Work accomplished by IGERT trainee Sean Carroll, along with IGERT faculty Joe Thornton and post-doctoral fellow Jamie Bridgham, was recognized by the Presidential Early Career Award for Scientists and Engineers to advisor Thornton. The award was bestowed by President of the United States G.W. Bush with an accompanying handshake and some personal words of congratulations.

The workers wanted to know how two closely related receptors, one for the stress hormone cortisol and the other for the kidney regulator aldosterone, came to recognize their respective specific hormones. The team began by analyzing the gene sequences of a huge database of hormone receptors. They found that the two receptors originated when a single ancient receptor gene was duplicated in the genome some 450 million years ago, just as animals with backbones were evolving. They used statistical methods to reconstruct the gene sequence of that ancient receptor, “resurrected” the gene by synthesizing its structure in the test tube, and then used laboratory tests to determine its functions.
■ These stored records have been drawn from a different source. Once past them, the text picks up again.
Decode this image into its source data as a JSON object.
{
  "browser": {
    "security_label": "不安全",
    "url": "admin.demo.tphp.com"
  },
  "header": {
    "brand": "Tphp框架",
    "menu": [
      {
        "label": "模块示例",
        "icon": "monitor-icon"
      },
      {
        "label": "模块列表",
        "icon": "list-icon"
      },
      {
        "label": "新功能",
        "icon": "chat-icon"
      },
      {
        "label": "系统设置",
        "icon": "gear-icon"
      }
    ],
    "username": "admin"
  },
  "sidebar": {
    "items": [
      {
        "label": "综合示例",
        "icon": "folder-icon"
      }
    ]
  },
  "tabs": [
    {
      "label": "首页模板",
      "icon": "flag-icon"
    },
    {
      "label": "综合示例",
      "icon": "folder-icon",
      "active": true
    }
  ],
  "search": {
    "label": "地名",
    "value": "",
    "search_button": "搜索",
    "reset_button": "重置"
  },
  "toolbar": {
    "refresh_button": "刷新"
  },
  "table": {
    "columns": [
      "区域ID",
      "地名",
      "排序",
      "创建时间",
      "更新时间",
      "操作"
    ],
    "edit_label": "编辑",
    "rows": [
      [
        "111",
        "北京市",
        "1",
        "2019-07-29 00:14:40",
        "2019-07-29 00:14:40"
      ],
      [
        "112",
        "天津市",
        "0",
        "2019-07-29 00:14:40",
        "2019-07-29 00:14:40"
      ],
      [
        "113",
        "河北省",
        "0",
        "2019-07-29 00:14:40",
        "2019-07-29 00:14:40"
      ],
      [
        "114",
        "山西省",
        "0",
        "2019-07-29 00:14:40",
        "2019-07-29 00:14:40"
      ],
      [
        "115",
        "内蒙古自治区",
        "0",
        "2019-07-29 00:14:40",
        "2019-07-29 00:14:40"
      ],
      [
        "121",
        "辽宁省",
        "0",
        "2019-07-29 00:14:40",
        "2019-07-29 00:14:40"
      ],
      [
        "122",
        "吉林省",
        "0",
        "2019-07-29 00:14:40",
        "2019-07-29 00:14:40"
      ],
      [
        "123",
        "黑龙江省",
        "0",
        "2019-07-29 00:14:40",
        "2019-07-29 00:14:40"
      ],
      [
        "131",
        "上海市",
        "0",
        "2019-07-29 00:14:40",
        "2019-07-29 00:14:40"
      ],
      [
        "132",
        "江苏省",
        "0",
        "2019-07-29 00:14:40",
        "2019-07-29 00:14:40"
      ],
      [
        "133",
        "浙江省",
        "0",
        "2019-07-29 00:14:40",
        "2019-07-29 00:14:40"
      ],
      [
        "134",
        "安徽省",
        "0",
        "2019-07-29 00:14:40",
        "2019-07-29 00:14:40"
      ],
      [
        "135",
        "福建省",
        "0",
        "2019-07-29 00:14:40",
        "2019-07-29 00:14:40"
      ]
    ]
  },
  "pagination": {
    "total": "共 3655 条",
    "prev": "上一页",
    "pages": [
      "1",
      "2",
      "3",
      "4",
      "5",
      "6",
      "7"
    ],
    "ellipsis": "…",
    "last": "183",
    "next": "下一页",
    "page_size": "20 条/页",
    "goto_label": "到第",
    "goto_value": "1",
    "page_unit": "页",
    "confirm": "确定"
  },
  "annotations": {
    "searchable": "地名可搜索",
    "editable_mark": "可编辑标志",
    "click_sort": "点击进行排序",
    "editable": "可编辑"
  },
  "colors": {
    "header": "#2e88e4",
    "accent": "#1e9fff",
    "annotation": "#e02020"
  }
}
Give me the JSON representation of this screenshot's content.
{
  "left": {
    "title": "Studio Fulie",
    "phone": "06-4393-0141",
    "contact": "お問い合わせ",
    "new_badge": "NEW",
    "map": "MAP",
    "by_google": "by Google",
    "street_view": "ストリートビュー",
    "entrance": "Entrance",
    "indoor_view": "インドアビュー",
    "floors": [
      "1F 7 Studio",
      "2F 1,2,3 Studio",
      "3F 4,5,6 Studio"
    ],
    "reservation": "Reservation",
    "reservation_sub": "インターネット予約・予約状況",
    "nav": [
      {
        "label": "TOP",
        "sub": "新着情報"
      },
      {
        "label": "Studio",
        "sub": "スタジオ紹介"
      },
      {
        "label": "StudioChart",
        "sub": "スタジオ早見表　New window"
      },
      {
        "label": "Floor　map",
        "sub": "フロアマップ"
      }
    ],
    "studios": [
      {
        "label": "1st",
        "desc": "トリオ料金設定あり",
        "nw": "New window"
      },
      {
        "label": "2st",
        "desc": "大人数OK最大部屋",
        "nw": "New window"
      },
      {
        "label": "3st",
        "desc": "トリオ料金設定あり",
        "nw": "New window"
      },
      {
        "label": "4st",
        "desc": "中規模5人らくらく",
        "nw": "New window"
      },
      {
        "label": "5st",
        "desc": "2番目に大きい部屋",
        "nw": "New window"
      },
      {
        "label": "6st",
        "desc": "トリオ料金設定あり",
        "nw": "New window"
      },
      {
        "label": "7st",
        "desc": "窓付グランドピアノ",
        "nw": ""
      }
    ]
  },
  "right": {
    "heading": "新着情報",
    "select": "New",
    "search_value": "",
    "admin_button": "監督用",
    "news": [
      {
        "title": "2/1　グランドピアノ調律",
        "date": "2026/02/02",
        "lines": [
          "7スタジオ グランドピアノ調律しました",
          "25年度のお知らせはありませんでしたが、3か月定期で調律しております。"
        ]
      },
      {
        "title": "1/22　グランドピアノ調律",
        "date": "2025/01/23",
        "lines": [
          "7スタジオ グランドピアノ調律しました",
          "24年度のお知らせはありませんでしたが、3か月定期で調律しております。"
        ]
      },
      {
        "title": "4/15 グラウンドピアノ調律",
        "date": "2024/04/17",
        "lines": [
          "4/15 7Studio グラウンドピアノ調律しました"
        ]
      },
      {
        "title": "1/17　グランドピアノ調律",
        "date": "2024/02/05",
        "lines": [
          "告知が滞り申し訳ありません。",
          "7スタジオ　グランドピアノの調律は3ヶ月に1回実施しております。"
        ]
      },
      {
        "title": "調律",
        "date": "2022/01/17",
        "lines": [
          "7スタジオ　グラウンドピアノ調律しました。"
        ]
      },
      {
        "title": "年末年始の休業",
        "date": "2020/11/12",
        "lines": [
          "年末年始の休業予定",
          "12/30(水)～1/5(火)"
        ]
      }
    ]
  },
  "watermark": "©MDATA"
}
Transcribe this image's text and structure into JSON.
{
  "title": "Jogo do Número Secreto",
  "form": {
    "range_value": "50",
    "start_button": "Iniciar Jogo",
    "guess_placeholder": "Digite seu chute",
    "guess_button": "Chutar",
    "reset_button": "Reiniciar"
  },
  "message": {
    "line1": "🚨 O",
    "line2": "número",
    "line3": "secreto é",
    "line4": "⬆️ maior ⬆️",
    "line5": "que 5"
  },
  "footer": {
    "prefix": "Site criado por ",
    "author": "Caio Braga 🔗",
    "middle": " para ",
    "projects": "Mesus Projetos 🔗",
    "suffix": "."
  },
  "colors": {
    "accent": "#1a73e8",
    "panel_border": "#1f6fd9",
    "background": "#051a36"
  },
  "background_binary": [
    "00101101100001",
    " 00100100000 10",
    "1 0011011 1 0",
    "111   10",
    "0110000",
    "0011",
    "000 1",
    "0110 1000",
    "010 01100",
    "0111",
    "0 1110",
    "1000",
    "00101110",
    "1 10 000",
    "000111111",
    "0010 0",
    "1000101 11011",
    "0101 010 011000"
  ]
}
They found that the ancestral gene worked beautifully and was sensitive to both aldosterone and cortisol.

This result was surprising, Thornton said, because aldosterone itself didn’t evolve for at least another 50 million years, around the time vertebrates came out of the water and began to colonize the land. Importantly, however, it explained how a new hormone-receptor pair evolved: When aldosterone came on the scene, the ancient receptor with its tendency to bind both hormones had been duplicated, and as random mutations caused the two duplicate genes to change over time, one became specialized by natural selection to prefer aldosterone while the other copy retained a preference for cortisol.

Christoph Adami of the Keck Graduate Institute of Applied Sciences in Claremont, Calif., described the importance of the finding. Even Charles Darwin saw specialized lock-and-key relationships, such as a flower that can only be fertilized by a moth with particularly long mouthparts and the moth itself or hormones and their receptors, as a point where his theory was potentially vulnerable, Adami wrote that intelligent design advocates hold that such relationships demonstrate irreducible complexity and could not have evolved, and that such studies solidly refute all parts of the intelligent design argument. Those ‘alternate’ ideas, unlike the hypotheses investigated in these papers, remain thoroughly untested. Consequently, whatever debate remains must be characterized as purely political".

Bridgham JT, Carroll SM, Thornton JW. (2006) Evolution of hormone-receptor complexity by molecular exploitation. Science. 2006 Apr 7;312(5770):97-101.

Address Goals

The research integrates across genomics, computational biology, physiology and biochemistry, and the physics of macromolecular structure to address a fundamental misconception perpetrated by creationists regarding the mechanisms of evolution. Given the ways in which creationists try to drive science out of our school curricula, this is an important general contribution to an enlightened society. In addition, of course, and of primary importance it answers an important, long-standing problem in biology.